__Problem to work on__
Only the pictures are to be left out; write out the rest of the data exactly.

__Given data__
+++
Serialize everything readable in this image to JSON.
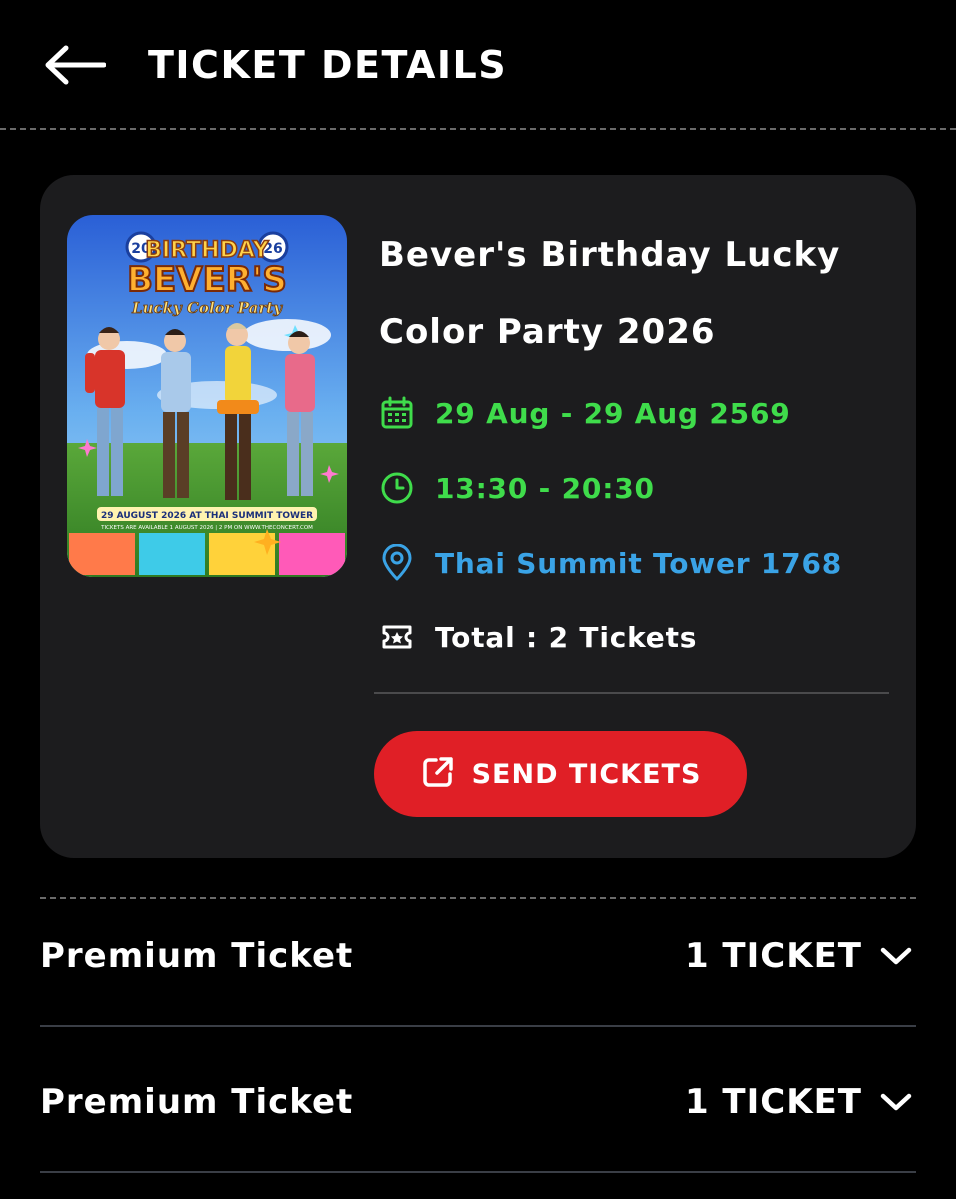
{
  "header": {
    "title": "TICKET DETAILS"
  },
  "event": {
    "title_line1": "Bever's Birthday Lucky",
    "title_line2": "Color Party 2026",
    "date": "29 Aug - 29 Aug 2569",
    "time": "13:30 - 20:30",
    "venue": "Thai Summit Tower 1768",
    "total": "Total : 2 Tickets",
    "poster": {
      "badge_left": "20",
      "badge_right": "26",
      "headline1": "BIRTHDAY",
      "headline2": "BEVER'S",
      "tagline": "Lucky Color Party",
      "banner": "29 AUGUST 2026 AT THAI SUMMIT TOWER",
      "footer": "TICKETS ARE AVAILABLE 1 AUGUST 2026 | 2 PM ON  WWW.THECONCERT.COM"
    }
  },
  "actions": {
    "send_label": "SEND TICKETS"
  },
  "tickets": [
    {
      "name": "Premium Ticket",
      "count": "1 TICKET"
    },
    {
      "name": "Premium Ticket",
      "count": "1 TICKET"
    }
  ],
  "icons": {
    "back": "arrow-left-icon",
    "date": "calendar-icon",
    "time": "clock-icon",
    "venue": "location-pin-icon",
    "total": "ticket-icon",
    "send": "external-link-icon",
    "expand": "chevron-down-icon"
  },
  "colors": {
    "background": "#000000",
    "card": "#1c1c1e",
    "accent_red": "#e01f26",
    "date_time_green": "#3fdc4b",
    "venue_blue": "#3aa3e6"
  }
}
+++
__Answer space__
Serialize everything readable in this image to JSON.
{
  "header": {
    "title": "TICKET DETAILS"
  },
  "event": {
    "title_line1": "Bever's Birthday Lucky",
    "title_line2": "Color Party 2026",
    "date": "29 Aug - 29 Aug 2569",
    "time": "13:30 - 20:30",
    "venue": "Thai Summit Tower 1768",
    "total": "Total : 2 Tickets",
    "poster": {
      "badge_left": "20",
      "badge_right": "26",
      "headline1": "BIRTHDAY",
      "headline2": "BEVER'S",
      "tagline": "Lucky Color Party",
      "banner": "29 AUGUST 2026 AT THAI SUMMIT TOWER",
      "footer": "TICKETS ARE AVAILABLE 1 AUGUST 2026 | 2 PM ON  WWW.THECONCERT.COM"
    }
  },
  "actions": {
    "send_label": "SEND TICKETS"
  },
  "tickets": [
    {
      "name": "Premium Ticket",
      "count": "1 TICKET"
    },
    {
      "name": "Premium Ticket",
      "count": "1 TICKET"
    }
  ],
  "icons": {
    "back": "arrow-left-icon",
    "date": "calendar-icon",
    "time": "clock-icon",
    "venue": "location-pin-icon",
    "total": "ticket-icon",
    "send": "external-link-icon",
    "expand": "chevron-down-icon"
  },
  "colors": {
    "background": "#000000",
    "card": "#1c1c1e",
    "accent_red": "#e01f26",
    "date_time_green": "#3fdc4b",
    "venue_blue": "#3aa3e6"
  }
}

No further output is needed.